_Task requirements_. With the pictures omitted, output word for word the lines from the one containing "Decode this image" through the end of the records.

_Records shown_.
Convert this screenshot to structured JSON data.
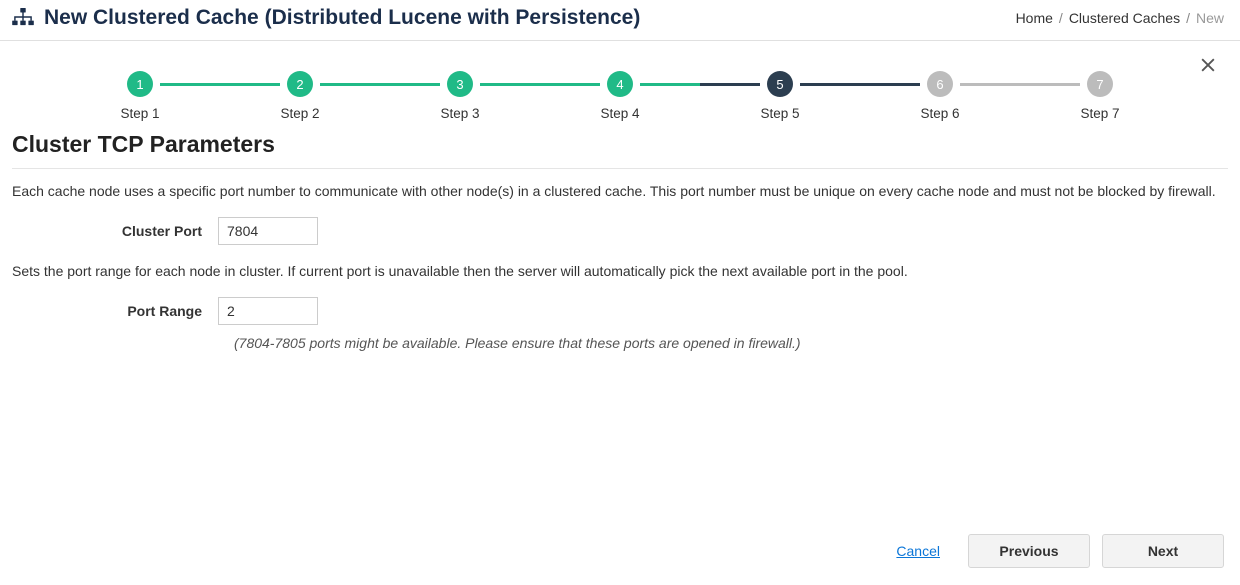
{
  "header": {
    "title": "New Clustered Cache (Distributed Lucene with Persistence)"
  },
  "breadcrumb": {
    "home": "Home",
    "mid": "Clustered Caches",
    "leaf": "New"
  },
  "stepper": {
    "steps": [
      {
        "num": "1",
        "label": "Step 1"
      },
      {
        "num": "2",
        "label": "Step 2"
      },
      {
        "num": "3",
        "label": "Step 3"
      },
      {
        "num": "4",
        "label": "Step 4"
      },
      {
        "num": "5",
        "label": "Step 5"
      },
      {
        "num": "6",
        "label": "Step 6"
      },
      {
        "num": "7",
        "label": "Step 7"
      }
    ]
  },
  "section": {
    "title": "Cluster TCP Parameters",
    "desc1": "Each cache node uses a specific port number to communicate with other node(s) in a clustered cache. This port number must be unique on every cache node and must not be blocked by firewall.",
    "clusterPortLabel": "Cluster Port",
    "clusterPortValue": "7804",
    "desc2": "Sets the port range for each node in cluster. If current port is unavailable then the server will automatically pick the next available port in the pool.",
    "portRangeLabel": "Port Range",
    "portRangeValue": "2",
    "hint": "(7804-7805 ports might be available. Please ensure that these ports are opened in firewall.)"
  },
  "footer": {
    "cancel": "Cancel",
    "previous": "Previous",
    "next": "Next"
  }
}
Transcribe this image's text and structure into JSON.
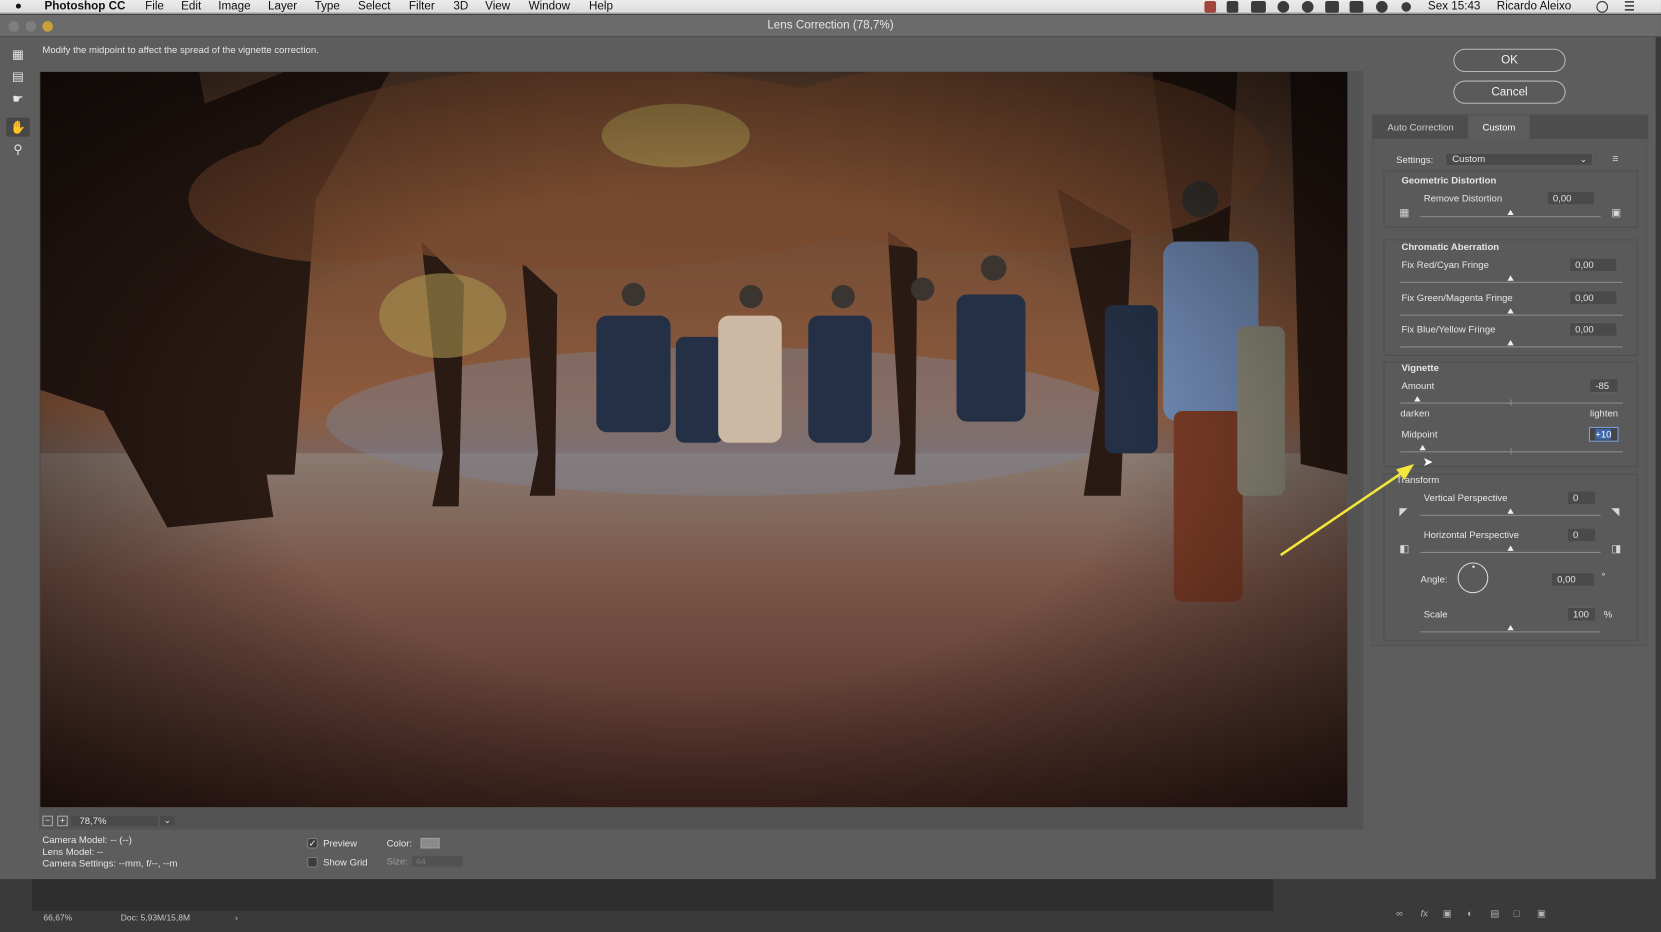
{
  "menubar": {
    "apple": "",
    "app_name": "Photoshop CC",
    "items": [
      "File",
      "Edit",
      "Image",
      "Layer",
      "Type",
      "Select",
      "Filter",
      "3D",
      "View",
      "Window",
      "Help"
    ],
    "clock": "Sex 15:43",
    "user": "Ricardo Aleixo"
  },
  "window": {
    "title": "Lens Correction (78,7%)"
  },
  "hint": "Modify the midpoint to affect the spread of the vignette correction.",
  "tools": [
    "remove-distortion-tool",
    "straighten-tool",
    "move-grid-tool",
    "hand-tool",
    "zoom-tool"
  ],
  "buttons": {
    "ok": "OK",
    "cancel": "Cancel"
  },
  "zoom": {
    "value": "78,7%"
  },
  "camera_info": {
    "camera_model": "Camera Model: -- (--)",
    "lens_model": "Lens Model: --",
    "camera_settings": "Camera Settings: --mm, f/--, --m"
  },
  "preview": {
    "label": "Preview",
    "checked": "✓"
  },
  "show_grid": {
    "label": "Show Grid"
  },
  "color": {
    "label": "Color:",
    "value": "#8a8a8a"
  },
  "size": {
    "label": "Size:",
    "value": "64"
  },
  "tabs": {
    "auto": "Auto Correction",
    "custom": "Custom"
  },
  "settings": {
    "label": "Settings:",
    "value": "Custom"
  },
  "geometric": {
    "title": "Geometric Distortion",
    "remove_label": "Remove Distortion",
    "remove_value": "0,00"
  },
  "chromatic": {
    "title": "Chromatic Aberration",
    "red_cyan_label": "Fix Red/Cyan Fringe",
    "red_cyan_value": "0,00",
    "green_magenta_label": "Fix Green/Magenta Fringe",
    "green_magenta_value": "0,00",
    "blue_yellow_label": "Fix Blue/Yellow Fringe",
    "blue_yellow_value": "0,00"
  },
  "vignette": {
    "title": "Vignette",
    "amount_label": "Amount",
    "amount_value": "-85",
    "amount_level": -85,
    "darken": "darken",
    "lighten": "lighten",
    "midpoint_label": "Midpoint",
    "midpoint_value": "+10",
    "midpoint_level": 10
  },
  "transform": {
    "title": "Transform",
    "vertical_label": "Vertical Perspective",
    "vertical_value": "0",
    "horizontal_label": "Horizontal Perspective",
    "horizontal_value": "0",
    "angle_label": "Angle:",
    "angle_value": "0,00",
    "angle_unit": "°",
    "scale_label": "Scale",
    "scale_value": "100",
    "scale_unit": "%"
  },
  "status": {
    "zoom": "66,67%",
    "doc": "Doc: 5,93M/15,8M"
  },
  "colors": {
    "annotation_arrow": "#f2e73a",
    "accent": "#3f66a8"
  }
}
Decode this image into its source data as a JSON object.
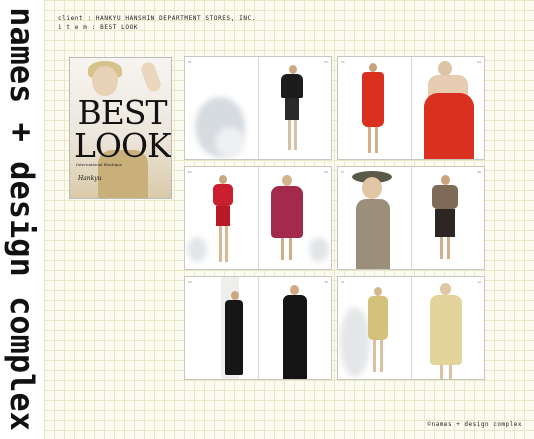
{
  "brand": {
    "vertical_name": "names + design complex",
    "footer": "©names + design complex"
  },
  "meta": {
    "client_line": "client : HANKYU HANSHIN DEPARTMENT STORES, INC.",
    "item_line": "i t e m : BEST LOOK"
  },
  "cover": {
    "title_line1": "BEST",
    "title_line2": "LOOK",
    "subtitle": "International Boutique",
    "logo_text": "Hankyu"
  },
  "spreads": [
    {
      "id": "spread-1",
      "left_page": "01",
      "right_page": "02"
    },
    {
      "id": "spread-2",
      "left_page": "03",
      "right_page": "04"
    },
    {
      "id": "spread-3",
      "left_page": "05",
      "right_page": "06"
    },
    {
      "id": "spread-4",
      "left_page": "07",
      "right_page": "08"
    },
    {
      "id": "spread-5",
      "left_page": "09",
      "right_page": "10"
    },
    {
      "id": "spread-6",
      "left_page": "11",
      "right_page": "12"
    }
  ],
  "colors": {
    "grid_line": "#e9e8c4",
    "grid_bg": "#fbfbf2",
    "red_dress": "#d9301f",
    "magenta_dress": "#a32a4a",
    "gold_dress": "#d4c27a"
  }
}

_Result of the exercise_.
Decode this image into its source data as a JSON object.
{
  "brand": {
    "vertical_name": "names + design complex",
    "footer": "©names + design complex"
  },
  "meta": {
    "client_line": "client : HANKYU HANSHIN DEPARTMENT STORES, INC.",
    "item_line": "i t e m : BEST LOOK"
  },
  "cover": {
    "title_line1": "BEST",
    "title_line2": "LOOK",
    "subtitle": "International Boutique",
    "logo_text": "Hankyu"
  },
  "spreads": [
    {
      "id": "spread-1",
      "left_page": "01",
      "right_page": "02"
    },
    {
      "id": "spread-2",
      "left_page": "03",
      "right_page": "04"
    },
    {
      "id": "spread-3",
      "left_page": "05",
      "right_page": "06"
    },
    {
      "id": "spread-4",
      "left_page": "07",
      "right_page": "08"
    },
    {
      "id": "spread-5",
      "left_page": "09",
      "right_page": "10"
    },
    {
      "id": "spread-6",
      "left_page": "11",
      "right_page": "12"
    }
  ],
  "colors": {
    "grid_line": "#e9e8c4",
    "grid_bg": "#fbfbf2",
    "red_dress": "#d9301f",
    "magenta_dress": "#a32a4a",
    "gold_dress": "#d4c27a"
  }
}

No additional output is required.